"A Mirror Woman," 2002. Korean bedcovers, parallel mirror structure walls, four fans, cable, and Tibetan Monk chant, 62 x 21 1/5 x 13 feet. Collection of MUDAM, Luxembourg. Photo by Bill Orcutt. © Kimsooja. Courtesy the artist and Peter Blum Gallery, New York.

Before Viewing
Consider the terms traditional sculpture and social sculpture. What forms might these types of sculpture take? Look at examples of contemporary and historical sculpture. How do they reflect or defy the categories of traditional and social sculpture?

Define and discuss the word transcendence. What kinds of experiences are transcendent? Can art be transcendent? How? Why?


SEGMENT: Kimsooja in "Systems"

While Viewing
What associations do you make with Kimsooja's work? Consider specific artworks featured in this segment, in relation to your own ideas, experiences, and memories.

Kimsooja is physically present in many of her projects, and she speaks specifically about using her body to become Needle Woman. How does she do this? Why do you think she chose the metaphor of a needle?


"To Breathe—A Mirror Woman," 2006 Diffraction grating film, mirror, and sound performance piece by the artist from "The Weaving Factory," 2004. Installation at The Crystal Palace, Madrid. Photo by Jaeho Chong. © Kimsooja. Courtesy the artist and Museo Nacional Centro de Arte Reina SofĂ­a, Madrid.

After Viewing
Kimsooja talks about the importance of the bottari (the Korean word for a bundle used to transport belongings or goods) in her work. She also describes her installation at the Crystal Palace as "a bottari of light and sound and reflection." Discuss this metaphor.

In what ways is Kimsooja's work transcendent? Kimsooja says that she always tries to find the transcendent moment and space within her work. Does she achieve her goal? How?


"A Needle Woman – Kitakyushu," 1999. Single channel video projection, silent, 6:33 minute loop. © Kimsooja. Courtesy the artist.

Kimsooja says: "The most important thing I'm interested in, in performative video, is my experience while doing it. I'm not really that interested in video as a result. It's really a secondary thing for me. The most important thing is the moment when my contemplation goes on and has a certain inner evolution."

Consider the ideas of both inner evolution and transcendence, as discussed by the artist.

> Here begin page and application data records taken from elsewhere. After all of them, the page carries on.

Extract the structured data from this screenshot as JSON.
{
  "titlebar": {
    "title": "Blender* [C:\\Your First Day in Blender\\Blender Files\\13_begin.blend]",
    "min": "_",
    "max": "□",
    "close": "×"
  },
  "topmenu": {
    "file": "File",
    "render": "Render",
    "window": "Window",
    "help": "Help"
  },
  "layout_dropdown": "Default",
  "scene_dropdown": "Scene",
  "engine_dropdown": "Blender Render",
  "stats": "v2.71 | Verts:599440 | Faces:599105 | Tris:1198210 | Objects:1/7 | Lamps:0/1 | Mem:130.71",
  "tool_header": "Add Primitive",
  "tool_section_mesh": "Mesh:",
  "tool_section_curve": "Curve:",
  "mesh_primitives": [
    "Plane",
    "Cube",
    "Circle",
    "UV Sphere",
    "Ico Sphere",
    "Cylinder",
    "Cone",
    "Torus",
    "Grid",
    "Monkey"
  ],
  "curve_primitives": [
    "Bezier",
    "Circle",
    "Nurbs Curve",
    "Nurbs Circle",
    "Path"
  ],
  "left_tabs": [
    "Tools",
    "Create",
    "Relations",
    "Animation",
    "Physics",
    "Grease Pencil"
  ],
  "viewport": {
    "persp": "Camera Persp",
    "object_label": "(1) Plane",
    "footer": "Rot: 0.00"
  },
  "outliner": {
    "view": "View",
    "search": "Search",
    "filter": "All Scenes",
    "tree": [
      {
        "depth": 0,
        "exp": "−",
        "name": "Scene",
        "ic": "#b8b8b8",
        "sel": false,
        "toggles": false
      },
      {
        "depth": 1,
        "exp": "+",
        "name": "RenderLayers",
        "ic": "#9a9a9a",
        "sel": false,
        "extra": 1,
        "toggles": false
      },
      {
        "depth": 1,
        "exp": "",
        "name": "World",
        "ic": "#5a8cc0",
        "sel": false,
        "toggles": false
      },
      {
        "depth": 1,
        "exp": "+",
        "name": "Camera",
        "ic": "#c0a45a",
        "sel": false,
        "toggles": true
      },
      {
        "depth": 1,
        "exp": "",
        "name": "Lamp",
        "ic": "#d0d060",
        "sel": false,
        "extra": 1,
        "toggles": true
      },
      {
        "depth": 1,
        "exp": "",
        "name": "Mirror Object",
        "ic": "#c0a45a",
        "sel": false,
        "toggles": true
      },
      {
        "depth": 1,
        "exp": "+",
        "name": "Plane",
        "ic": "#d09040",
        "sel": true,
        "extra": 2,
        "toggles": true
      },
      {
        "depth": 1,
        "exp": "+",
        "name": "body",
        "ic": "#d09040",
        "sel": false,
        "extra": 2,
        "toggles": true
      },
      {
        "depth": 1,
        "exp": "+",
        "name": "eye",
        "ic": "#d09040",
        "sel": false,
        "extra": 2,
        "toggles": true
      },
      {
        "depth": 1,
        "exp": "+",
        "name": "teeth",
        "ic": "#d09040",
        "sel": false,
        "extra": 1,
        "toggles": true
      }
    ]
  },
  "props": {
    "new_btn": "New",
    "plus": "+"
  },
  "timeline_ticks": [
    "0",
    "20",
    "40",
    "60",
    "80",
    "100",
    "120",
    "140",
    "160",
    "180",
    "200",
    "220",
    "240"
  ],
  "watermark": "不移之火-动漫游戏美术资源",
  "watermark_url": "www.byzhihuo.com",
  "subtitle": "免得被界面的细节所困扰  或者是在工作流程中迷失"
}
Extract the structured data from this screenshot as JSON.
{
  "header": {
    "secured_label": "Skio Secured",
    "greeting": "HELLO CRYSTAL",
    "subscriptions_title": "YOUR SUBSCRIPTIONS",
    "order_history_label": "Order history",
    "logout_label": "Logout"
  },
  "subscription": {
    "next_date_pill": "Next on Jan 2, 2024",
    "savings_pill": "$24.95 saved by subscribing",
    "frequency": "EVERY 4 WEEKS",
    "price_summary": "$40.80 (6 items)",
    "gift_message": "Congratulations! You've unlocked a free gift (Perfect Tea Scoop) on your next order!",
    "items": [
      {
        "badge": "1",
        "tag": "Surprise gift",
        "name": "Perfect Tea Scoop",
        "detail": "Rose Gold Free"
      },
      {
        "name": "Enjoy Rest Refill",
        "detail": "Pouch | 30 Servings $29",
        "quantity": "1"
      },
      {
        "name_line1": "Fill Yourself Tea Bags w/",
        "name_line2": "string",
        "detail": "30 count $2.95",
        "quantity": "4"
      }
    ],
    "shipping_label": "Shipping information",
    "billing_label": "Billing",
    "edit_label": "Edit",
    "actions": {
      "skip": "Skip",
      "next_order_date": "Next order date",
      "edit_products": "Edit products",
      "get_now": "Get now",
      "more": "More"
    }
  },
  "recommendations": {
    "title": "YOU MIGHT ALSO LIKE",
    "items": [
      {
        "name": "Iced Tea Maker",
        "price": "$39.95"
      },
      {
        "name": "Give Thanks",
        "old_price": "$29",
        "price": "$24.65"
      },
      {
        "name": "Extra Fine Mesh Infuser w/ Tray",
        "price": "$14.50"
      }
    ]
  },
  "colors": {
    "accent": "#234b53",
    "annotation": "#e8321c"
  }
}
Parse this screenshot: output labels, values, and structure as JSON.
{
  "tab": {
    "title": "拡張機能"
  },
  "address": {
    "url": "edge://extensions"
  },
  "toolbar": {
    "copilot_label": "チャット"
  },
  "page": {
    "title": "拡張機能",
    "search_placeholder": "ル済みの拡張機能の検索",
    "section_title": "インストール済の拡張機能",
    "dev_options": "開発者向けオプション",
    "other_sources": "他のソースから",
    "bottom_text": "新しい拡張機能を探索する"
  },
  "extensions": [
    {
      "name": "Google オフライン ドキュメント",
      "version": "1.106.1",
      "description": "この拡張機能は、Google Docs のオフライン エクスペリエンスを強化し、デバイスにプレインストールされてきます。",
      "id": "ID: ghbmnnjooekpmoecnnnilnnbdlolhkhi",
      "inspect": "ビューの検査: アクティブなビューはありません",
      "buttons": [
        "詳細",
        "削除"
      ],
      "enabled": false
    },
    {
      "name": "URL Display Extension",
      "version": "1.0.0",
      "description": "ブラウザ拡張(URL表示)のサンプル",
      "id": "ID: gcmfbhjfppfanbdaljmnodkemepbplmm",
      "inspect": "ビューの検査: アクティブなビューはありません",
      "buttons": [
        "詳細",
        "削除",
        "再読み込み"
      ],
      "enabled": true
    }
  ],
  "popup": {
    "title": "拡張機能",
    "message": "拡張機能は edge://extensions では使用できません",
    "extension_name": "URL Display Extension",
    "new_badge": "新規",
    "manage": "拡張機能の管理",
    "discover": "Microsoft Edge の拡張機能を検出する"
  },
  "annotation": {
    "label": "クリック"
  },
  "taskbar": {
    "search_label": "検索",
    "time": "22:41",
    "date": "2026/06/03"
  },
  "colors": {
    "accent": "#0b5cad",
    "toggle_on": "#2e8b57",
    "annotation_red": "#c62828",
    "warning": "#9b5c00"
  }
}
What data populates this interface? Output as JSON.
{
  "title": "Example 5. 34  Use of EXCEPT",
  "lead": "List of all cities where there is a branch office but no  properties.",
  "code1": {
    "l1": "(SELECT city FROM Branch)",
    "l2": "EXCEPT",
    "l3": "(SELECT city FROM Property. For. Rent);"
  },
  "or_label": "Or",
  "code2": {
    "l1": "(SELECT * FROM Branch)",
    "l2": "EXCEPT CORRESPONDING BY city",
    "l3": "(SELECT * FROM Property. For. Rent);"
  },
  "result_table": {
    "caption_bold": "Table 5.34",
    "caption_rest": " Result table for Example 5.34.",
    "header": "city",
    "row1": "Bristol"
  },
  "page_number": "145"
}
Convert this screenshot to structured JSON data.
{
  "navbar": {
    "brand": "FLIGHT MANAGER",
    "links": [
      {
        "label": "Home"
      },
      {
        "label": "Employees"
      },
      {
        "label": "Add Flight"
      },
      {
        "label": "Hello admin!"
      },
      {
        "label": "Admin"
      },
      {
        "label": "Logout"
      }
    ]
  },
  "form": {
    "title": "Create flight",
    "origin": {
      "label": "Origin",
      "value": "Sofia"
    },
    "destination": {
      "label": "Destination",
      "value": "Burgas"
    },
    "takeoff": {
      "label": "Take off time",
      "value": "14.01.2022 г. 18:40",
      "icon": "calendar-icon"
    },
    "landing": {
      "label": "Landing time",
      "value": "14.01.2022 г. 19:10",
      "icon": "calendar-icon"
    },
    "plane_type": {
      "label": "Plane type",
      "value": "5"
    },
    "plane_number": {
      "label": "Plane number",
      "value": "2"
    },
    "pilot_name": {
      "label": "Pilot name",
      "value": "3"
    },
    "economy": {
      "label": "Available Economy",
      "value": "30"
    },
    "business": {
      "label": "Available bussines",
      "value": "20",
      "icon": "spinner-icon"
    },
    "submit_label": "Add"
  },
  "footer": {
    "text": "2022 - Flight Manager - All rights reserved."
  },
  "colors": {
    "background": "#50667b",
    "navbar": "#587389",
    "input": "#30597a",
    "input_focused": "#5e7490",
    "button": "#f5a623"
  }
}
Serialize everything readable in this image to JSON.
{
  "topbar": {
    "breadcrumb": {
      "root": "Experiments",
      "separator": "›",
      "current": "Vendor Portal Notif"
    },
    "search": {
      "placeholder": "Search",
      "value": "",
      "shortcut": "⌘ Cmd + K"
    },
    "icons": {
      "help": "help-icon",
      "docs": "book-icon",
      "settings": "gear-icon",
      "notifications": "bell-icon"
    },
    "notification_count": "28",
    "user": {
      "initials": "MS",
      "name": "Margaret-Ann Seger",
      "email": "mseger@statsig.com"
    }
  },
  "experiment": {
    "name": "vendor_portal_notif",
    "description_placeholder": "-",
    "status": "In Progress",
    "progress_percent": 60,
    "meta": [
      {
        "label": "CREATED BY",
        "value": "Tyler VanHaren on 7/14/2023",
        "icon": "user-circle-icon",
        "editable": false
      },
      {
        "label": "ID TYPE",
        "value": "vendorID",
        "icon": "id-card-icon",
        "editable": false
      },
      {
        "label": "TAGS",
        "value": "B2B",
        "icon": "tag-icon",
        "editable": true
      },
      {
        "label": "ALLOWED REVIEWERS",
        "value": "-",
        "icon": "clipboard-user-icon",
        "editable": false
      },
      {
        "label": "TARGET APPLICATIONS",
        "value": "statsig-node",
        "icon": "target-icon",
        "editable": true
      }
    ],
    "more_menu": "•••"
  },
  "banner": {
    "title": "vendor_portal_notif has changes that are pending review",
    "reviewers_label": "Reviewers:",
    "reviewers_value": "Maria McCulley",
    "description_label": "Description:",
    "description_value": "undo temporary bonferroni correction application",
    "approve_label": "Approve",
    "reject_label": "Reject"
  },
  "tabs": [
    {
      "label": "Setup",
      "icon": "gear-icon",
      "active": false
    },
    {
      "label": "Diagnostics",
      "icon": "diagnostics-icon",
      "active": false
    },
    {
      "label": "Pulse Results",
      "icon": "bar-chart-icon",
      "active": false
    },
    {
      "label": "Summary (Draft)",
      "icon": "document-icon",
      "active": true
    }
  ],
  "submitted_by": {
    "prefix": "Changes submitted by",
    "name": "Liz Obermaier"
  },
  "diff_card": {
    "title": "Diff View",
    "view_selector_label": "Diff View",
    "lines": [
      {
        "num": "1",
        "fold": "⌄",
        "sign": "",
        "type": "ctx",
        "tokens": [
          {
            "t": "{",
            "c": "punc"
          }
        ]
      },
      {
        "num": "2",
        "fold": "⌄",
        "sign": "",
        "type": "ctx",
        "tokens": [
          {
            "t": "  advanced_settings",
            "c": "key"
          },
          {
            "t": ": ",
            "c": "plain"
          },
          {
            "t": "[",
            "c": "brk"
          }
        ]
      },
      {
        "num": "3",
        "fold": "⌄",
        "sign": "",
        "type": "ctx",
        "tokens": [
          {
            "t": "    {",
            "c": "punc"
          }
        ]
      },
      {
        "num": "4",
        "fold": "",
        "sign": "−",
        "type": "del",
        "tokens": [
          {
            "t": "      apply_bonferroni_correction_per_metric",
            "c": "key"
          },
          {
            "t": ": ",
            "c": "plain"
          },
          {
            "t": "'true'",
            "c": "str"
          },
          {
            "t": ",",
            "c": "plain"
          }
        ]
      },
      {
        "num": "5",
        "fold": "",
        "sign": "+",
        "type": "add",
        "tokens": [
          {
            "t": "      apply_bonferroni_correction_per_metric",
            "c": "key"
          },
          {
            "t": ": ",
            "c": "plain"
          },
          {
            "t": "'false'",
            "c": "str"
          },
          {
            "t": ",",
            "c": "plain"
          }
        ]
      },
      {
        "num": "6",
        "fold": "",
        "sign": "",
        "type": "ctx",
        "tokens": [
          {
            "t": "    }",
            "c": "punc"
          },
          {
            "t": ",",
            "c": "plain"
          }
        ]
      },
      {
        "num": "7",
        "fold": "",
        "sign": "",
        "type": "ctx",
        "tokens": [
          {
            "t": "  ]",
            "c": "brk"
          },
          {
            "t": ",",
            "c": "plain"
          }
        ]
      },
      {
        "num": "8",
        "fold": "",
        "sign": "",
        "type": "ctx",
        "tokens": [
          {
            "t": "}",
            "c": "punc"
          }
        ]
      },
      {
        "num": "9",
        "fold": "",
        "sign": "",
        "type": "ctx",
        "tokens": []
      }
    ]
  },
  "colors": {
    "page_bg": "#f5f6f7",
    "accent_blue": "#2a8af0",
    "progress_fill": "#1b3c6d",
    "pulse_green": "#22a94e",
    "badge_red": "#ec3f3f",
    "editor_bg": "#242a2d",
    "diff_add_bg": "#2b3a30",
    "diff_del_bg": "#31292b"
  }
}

What systems does Kimsooja rely on, in order to achieve that particular moment of contemplation?


"Bottari," 2000. Installation at "Partage d'exotismes," 5th Lyon Biennale, 2000. Used bed covers and used clothes, dimensions variable. © Kimsooja. Courtesy the artist.